*Input for this task*
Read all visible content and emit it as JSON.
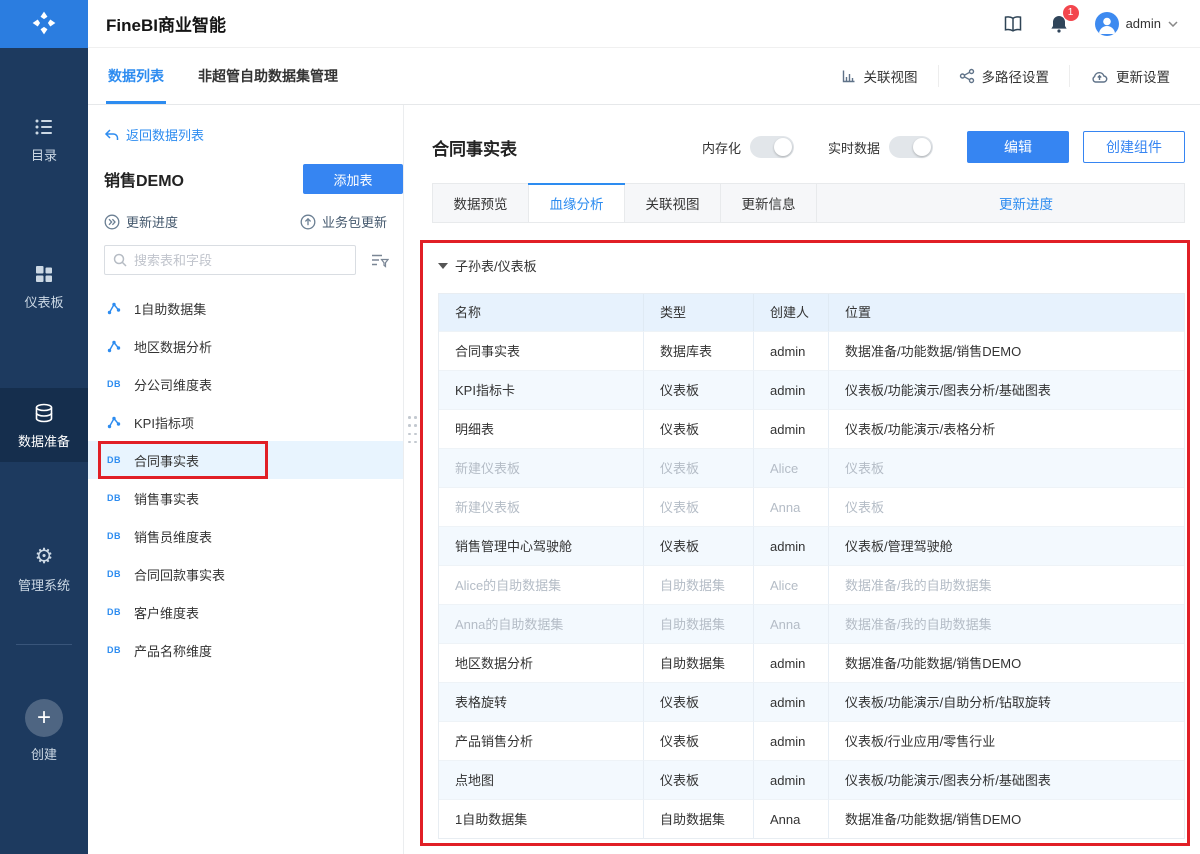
{
  "app": {
    "title": "FineBI商业智能"
  },
  "header": {
    "badge": "1",
    "user": "admin"
  },
  "sidebar": {
    "items": [
      {
        "label": "目录"
      },
      {
        "label": "仪表板"
      },
      {
        "label": "数据准备"
      },
      {
        "label": "管理系统"
      },
      {
        "label": "创建"
      }
    ]
  },
  "nav_tabs": {
    "data_list": "数据列表",
    "nonadmin_manage": "非超管自助数据集管理",
    "actions": [
      {
        "label": "关联视图"
      },
      {
        "label": "多路径设置"
      },
      {
        "label": "更新设置"
      }
    ]
  },
  "panel": {
    "back_label": "返回数据列表",
    "package_name": "销售DEMO",
    "add_table_label": "添加表",
    "update_progress_label": "更新进度",
    "package_update_label": "业务包更新",
    "search_placeholder": "搜索表和字段",
    "items": [
      {
        "label": "1自助数据集",
        "type": "dataset"
      },
      {
        "label": "地区数据分析",
        "type": "dataset"
      },
      {
        "label": "分公司维度表",
        "type": "db"
      },
      {
        "label": "KPI指标项",
        "type": "dataset"
      },
      {
        "label": "合同事实表",
        "type": "db",
        "selected": true,
        "annotated": true
      },
      {
        "label": "销售事实表",
        "type": "db"
      },
      {
        "label": "销售员维度表",
        "type": "db"
      },
      {
        "label": "合同回款事实表",
        "type": "db"
      },
      {
        "label": "客户维度表",
        "type": "db"
      },
      {
        "label": "产品名称维度",
        "type": "db"
      }
    ]
  },
  "main": {
    "title": "合同事实表",
    "memory_toggle_label": "内存化",
    "realtime_toggle_label": "实时数据",
    "edit_label": "编辑",
    "create_component_label": "创建组件",
    "tabs": [
      "数据预览",
      "血缘分析",
      "关联视图",
      "更新信息"
    ],
    "active_tab": "血缘分析",
    "progress_link": "更新进度",
    "section_title": "子孙表/仪表板",
    "table": {
      "headers": [
        "名称",
        "类型",
        "创建人",
        "位置"
      ],
      "rows": [
        {
          "name": "合同事实表",
          "type": "数据库表",
          "creator": "admin",
          "location": "数据准备/功能数据/销售DEMO",
          "muted": false
        },
        {
          "name": "KPI指标卡",
          "type": "仪表板",
          "creator": "admin",
          "location": "仪表板/功能演示/图表分析/基础图表",
          "muted": false
        },
        {
          "name": "明细表",
          "type": "仪表板",
          "creator": "admin",
          "location": "仪表板/功能演示/表格分析",
          "muted": false
        },
        {
          "name": "新建仪表板",
          "type": "仪表板",
          "creator": "Alice",
          "location": "仪表板",
          "muted": true
        },
        {
          "name": "新建仪表板",
          "type": "仪表板",
          "creator": "Anna",
          "location": "仪表板",
          "muted": true
        },
        {
          "name": "销售管理中心驾驶舱",
          "type": "仪表板",
          "creator": "admin",
          "location": "仪表板/管理驾驶舱",
          "muted": false
        },
        {
          "name": "Alice的自助数据集",
          "type": "自助数据集",
          "creator": "Alice",
          "location": "数据准备/我的自助数据集",
          "muted": true
        },
        {
          "name": "Anna的自助数据集",
          "type": "自助数据集",
          "creator": "Anna",
          "location": "数据准备/我的自助数据集",
          "muted": true
        },
        {
          "name": "地区数据分析",
          "type": "自助数据集",
          "creator": "admin",
          "location": "数据准备/功能数据/销售DEMO",
          "muted": false
        },
        {
          "name": "表格旋转",
          "type": "仪表板",
          "creator": "admin",
          "location": "仪表板/功能演示/自助分析/钻取旋转",
          "muted": false
        },
        {
          "name": "产品销售分析",
          "type": "仪表板",
          "creator": "admin",
          "location": "仪表板/行业应用/零售行业",
          "muted": false
        },
        {
          "name": "点地图",
          "type": "仪表板",
          "creator": "admin",
          "location": "仪表板/功能演示/图表分析/基础图表",
          "muted": false
        },
        {
          "name": "1自助数据集",
          "type": "自助数据集",
          "creator": "Anna",
          "location": "数据准备/功能数据/销售DEMO",
          "muted": false
        }
      ]
    }
  },
  "colors": {
    "accent": "#2d8cf0",
    "button_blue": "#3685f2",
    "sidebar_bg": "#1d3a5f",
    "annotation_red": "#e11f26",
    "badge_red": "#f3464d"
  }
}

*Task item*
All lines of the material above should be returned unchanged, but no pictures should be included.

*Finished exercise*
Read all visible content and emit it as JSON.
{
  "app": {
    "title": "FineBI商业智能"
  },
  "header": {
    "badge": "1",
    "user": "admin"
  },
  "sidebar": {
    "items": [
      {
        "label": "目录"
      },
      {
        "label": "仪表板"
      },
      {
        "label": "数据准备"
      },
      {
        "label": "管理系统"
      },
      {
        "label": "创建"
      }
    ]
  },
  "nav_tabs": {
    "data_list": "数据列表",
    "nonadmin_manage": "非超管自助数据集管理",
    "actions": [
      {
        "label": "关联视图"
      },
      {
        "label": "多路径设置"
      },
      {
        "label": "更新设置"
      }
    ]
  },
  "panel": {
    "back_label": "返回数据列表",
    "package_name": "销售DEMO",
    "add_table_label": "添加表",
    "update_progress_label": "更新进度",
    "package_update_label": "业务包更新",
    "search_placeholder": "搜索表和字段",
    "items": [
      {
        "label": "1自助数据集",
        "type": "dataset"
      },
      {
        "label": "地区数据分析",
        "type": "dataset"
      },
      {
        "label": "分公司维度表",
        "type": "db"
      },
      {
        "label": "KPI指标项",
        "type": "dataset"
      },
      {
        "label": "合同事实表",
        "type": "db",
        "selected": true,
        "annotated": true
      },
      {
        "label": "销售事实表",
        "type": "db"
      },
      {
        "label": "销售员维度表",
        "type": "db"
      },
      {
        "label": "合同回款事实表",
        "type": "db"
      },
      {
        "label": "客户维度表",
        "type": "db"
      },
      {
        "label": "产品名称维度",
        "type": "db"
      }
    ]
  },
  "main": {
    "title": "合同事实表",
    "memory_toggle_label": "内存化",
    "realtime_toggle_label": "实时数据",
    "edit_label": "编辑",
    "create_component_label": "创建组件",
    "tabs": [
      "数据预览",
      "血缘分析",
      "关联视图",
      "更新信息"
    ],
    "active_tab": "血缘分析",
    "progress_link": "更新进度",
    "section_title": "子孙表/仪表板",
    "table": {
      "headers": [
        "名称",
        "类型",
        "创建人",
        "位置"
      ],
      "rows": [
        {
          "name": "合同事实表",
          "type": "数据库表",
          "creator": "admin",
          "location": "数据准备/功能数据/销售DEMO",
          "muted": false
        },
        {
          "name": "KPI指标卡",
          "type": "仪表板",
          "creator": "admin",
          "location": "仪表板/功能演示/图表分析/基础图表",
          "muted": false
        },
        {
          "name": "明细表",
          "type": "仪表板",
          "creator": "admin",
          "location": "仪表板/功能演示/表格分析",
          "muted": false
        },
        {
          "name": "新建仪表板",
          "type": "仪表板",
          "creator": "Alice",
          "location": "仪表板",
          "muted": true
        },
        {
          "name": "新建仪表板",
          "type": "仪表板",
          "creator": "Anna",
          "location": "仪表板",
          "muted": true
        },
        {
          "name": "销售管理中心驾驶舱",
          "type": "仪表板",
          "creator": "admin",
          "location": "仪表板/管理驾驶舱",
          "muted": false
        },
        {
          "name": "Alice的自助数据集",
          "type": "自助数据集",
          "creator": "Alice",
          "location": "数据准备/我的自助数据集",
          "muted": true
        },
        {
          "name": "Anna的自助数据集",
          "type": "自助数据集",
          "creator": "Anna",
          "location": "数据准备/我的自助数据集",
          "muted": true
        },
        {
          "name": "地区数据分析",
          "type": "自助数据集",
          "creator": "admin",
          "location": "数据准备/功能数据/销售DEMO",
          "muted": false
        },
        {
          "name": "表格旋转",
          "type": "仪表板",
          "creator": "admin",
          "location": "仪表板/功能演示/自助分析/钻取旋转",
          "muted": false
        },
        {
          "name": "产品销售分析",
          "type": "仪表板",
          "creator": "admin",
          "location": "仪表板/行业应用/零售行业",
          "muted": false
        },
        {
          "name": "点地图",
          "type": "仪表板",
          "creator": "admin",
          "location": "仪表板/功能演示/图表分析/基础图表",
          "muted": false
        },
        {
          "name": "1自助数据集",
          "type": "自助数据集",
          "creator": "Anna",
          "location": "数据准备/功能数据/销售DEMO",
          "muted": false
        }
      ]
    }
  },
  "colors": {
    "accent": "#2d8cf0",
    "button_blue": "#3685f2",
    "sidebar_bg": "#1d3a5f",
    "annotation_red": "#e11f26",
    "badge_red": "#f3464d"
  }
}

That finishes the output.